Aurender N100H + Core Power Technologies USBe = HUGE improvement


Hi all,

I’ve had my Aurender N100H (which is USB only) and Hegel HD30 DAC combo for several years now, and have never been fully satisfied with the sound. Imaging has always been indistinct (hard to pin-point localize), the midrange a bit dry, and overall lacking a palatable organic quality that has kept me from emotionally connecting as fully with the music as I’d like. I’ve improved things along the way... stillpoint ultras under both the Aurender and DAC made a noticeable improvement (cleaner midrange and highs, slightly improved imaging), better power cords, Inakustik USB cable (sounded better to my ears than the "Curious Cable" that preceded it) and the biggest improvement up until last week... the Inakustik Power Conditioner which quite honestly took the sound of my whole system to a new level. However, as much as the sound improved with all of these changes along the way, it still lacked the organic textures and liquid lushness that I felt... even if just in a small quantity... would really balance out the sound.

That changed last week. On a hunch, and given the sale price (from Underwood HiFi... one of the advertisers here at Audiogon), I bought a Core Power Technologies USBe device for $299 figuring if it didn’t benefit my system I could probably sell it for not too much of a loss. All of the reviews that I read which lavished praise on this device all seemed to be systems with "non audiophile" digital sources... like file servers and laptops... digital ecosystems where it wouldn’t be hard to imagine that a device offering even marginal improvement in jitter and/or noise-reduction might bring a sonic benefit. But with something like the "Aurender"?

Simply stated, the USBe has completely revolutionized the sound of the Aurender. The improvement is obvious and profound... imaging is pin-point focused, the midrange relaxed and easy, highs airy and uncongested, musical textures all differentiated and distinct... timbres are more real and instruments sound "different from each other" as if some sort of sonic-signature that had painted them all in a similar shade has been removed. Vocals have an added solidity and liquid character that allows them to cross the "emotionally involving" line for me for the first time. Oh, and bass... bass is tighter, more defined, and more "present" in a way that’s sometimes startling.

$299 folks. Honestly if someone had told me they had swapped out my DAC for some upper-tier $5-10K component I’d have believed them. I can’t promise that everyone and every system will be impacted the way I was with mine, but if you’re using an Aurender N100H (or any USB music server you feel might be a weak link in your chain) you owe it to yourself to give this a try. I’ve spent far more money than this on power cables which improved the sound to a lesser degree. The USBe is the real deal.

-Dave :)
dvdboulet
Do you want an even bigger improvement?
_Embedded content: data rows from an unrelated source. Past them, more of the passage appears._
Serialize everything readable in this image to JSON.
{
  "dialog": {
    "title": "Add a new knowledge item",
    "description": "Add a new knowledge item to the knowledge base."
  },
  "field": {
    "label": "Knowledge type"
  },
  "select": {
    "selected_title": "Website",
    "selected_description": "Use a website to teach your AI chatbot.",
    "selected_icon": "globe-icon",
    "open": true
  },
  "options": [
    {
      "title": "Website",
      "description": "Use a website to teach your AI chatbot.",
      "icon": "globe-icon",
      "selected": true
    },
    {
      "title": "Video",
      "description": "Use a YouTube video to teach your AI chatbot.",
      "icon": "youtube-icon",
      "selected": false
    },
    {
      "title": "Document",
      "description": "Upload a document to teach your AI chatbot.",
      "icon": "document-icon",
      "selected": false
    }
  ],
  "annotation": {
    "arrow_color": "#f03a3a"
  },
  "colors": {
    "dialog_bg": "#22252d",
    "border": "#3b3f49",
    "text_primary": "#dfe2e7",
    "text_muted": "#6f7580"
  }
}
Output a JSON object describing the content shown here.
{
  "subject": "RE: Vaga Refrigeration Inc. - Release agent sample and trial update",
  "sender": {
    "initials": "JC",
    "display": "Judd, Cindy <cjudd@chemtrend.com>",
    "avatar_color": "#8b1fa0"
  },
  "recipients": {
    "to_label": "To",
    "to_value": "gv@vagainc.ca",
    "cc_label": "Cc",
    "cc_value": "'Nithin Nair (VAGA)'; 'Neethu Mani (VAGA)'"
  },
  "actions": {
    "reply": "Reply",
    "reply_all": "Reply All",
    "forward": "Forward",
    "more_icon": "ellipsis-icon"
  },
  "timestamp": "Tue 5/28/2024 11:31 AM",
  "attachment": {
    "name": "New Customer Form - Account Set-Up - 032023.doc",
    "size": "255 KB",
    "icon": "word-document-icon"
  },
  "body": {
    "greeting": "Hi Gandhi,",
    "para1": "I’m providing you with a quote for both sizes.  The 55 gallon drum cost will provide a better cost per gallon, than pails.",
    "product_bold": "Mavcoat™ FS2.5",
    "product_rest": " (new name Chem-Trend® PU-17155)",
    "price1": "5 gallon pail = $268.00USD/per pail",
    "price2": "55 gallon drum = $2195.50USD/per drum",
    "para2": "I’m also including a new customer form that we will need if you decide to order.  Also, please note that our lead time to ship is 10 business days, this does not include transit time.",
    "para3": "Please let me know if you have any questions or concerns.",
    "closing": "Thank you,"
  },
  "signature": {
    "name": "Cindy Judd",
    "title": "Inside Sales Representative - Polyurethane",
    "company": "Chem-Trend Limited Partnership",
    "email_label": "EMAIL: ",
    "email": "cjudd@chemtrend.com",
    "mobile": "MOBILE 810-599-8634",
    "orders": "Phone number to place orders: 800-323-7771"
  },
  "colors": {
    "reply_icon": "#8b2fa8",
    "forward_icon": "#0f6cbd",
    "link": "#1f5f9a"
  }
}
"curious" cable lol 😆
I've seen them and holy smokes those cables are UGLY.

I’m an IT guy so I know about USB - and how it relates to audio quality.

The USB cable has no idea (nor can it regulate) the optimal speed of data to and from your DAC. All you need is a standard USB cable that uses properly segregated power and data lines. That, and a nifty little accessory.

https://www.tripplite.com/usb-2-0-high-speed-a-b-cable-ferrite-chokes-male-6-ft~U023006

Ferrite chokes remove EMI from the equation.

You can get the cable on amazon. I use 3ft instead.

https://www.electronicsforless.ca/ifi-audio-isilencer-aa-usb-a-to-usb-a-active-noise-corruption-jitt...

Jitter = time based errors.

300 bucks is headphone or room treatment money.

Remember - cables don’t have emotions or souls. They are lifeless yet alive when electricity reaches them!

Sell all your "audiophile-grade" power cords. A hospital grade power cord is all you need. Why? Better spec than a cheapo power cord and price is good.
I work in IT too :)

And I when I finally got a USB Server/DAC combo I thought "Great! Now that the master clock in the DAC is independent, and can just pull data packets and buffer them, *finally* digital cables won’t make any difference since the protocol is immune to upstream jitter!"

Then out of curiosity I barrowed a few USB cables one day from my local AV shop. And I could hear subtle, but meaningful, differences between most of them. Sigh.

Similarly, on another free-loan I put stillpoints under the aurender thinking "this can’t possibly make a difference... it’s just serving bits... and not governing the master clock". Surprise again. Clearly audible. Enough to make me fork over the cash for the Stillpoint Ultras.

Now, whether the science behind what I’m hearing is "jitter" (timing irregularities during d/a conversion as you say) or something else... perhaps electrical noise or vibrations being transmitted from one device to another that in some way are affected by the choice of cables or mechanical vibration control... that’s a good question and I’d love for time and research to uncover all of these variables so audio engineers can appropriately design to address it. But whatever the case, I’ve heard what I’ve heard and wanted to share my experiences for others to regard in whatever way works best for them.

Cheers!

p.s. I will definitely pick up a USB cable like you suggest with the ferrite chokes and see if that affects the sound. 
Expectation bias rules!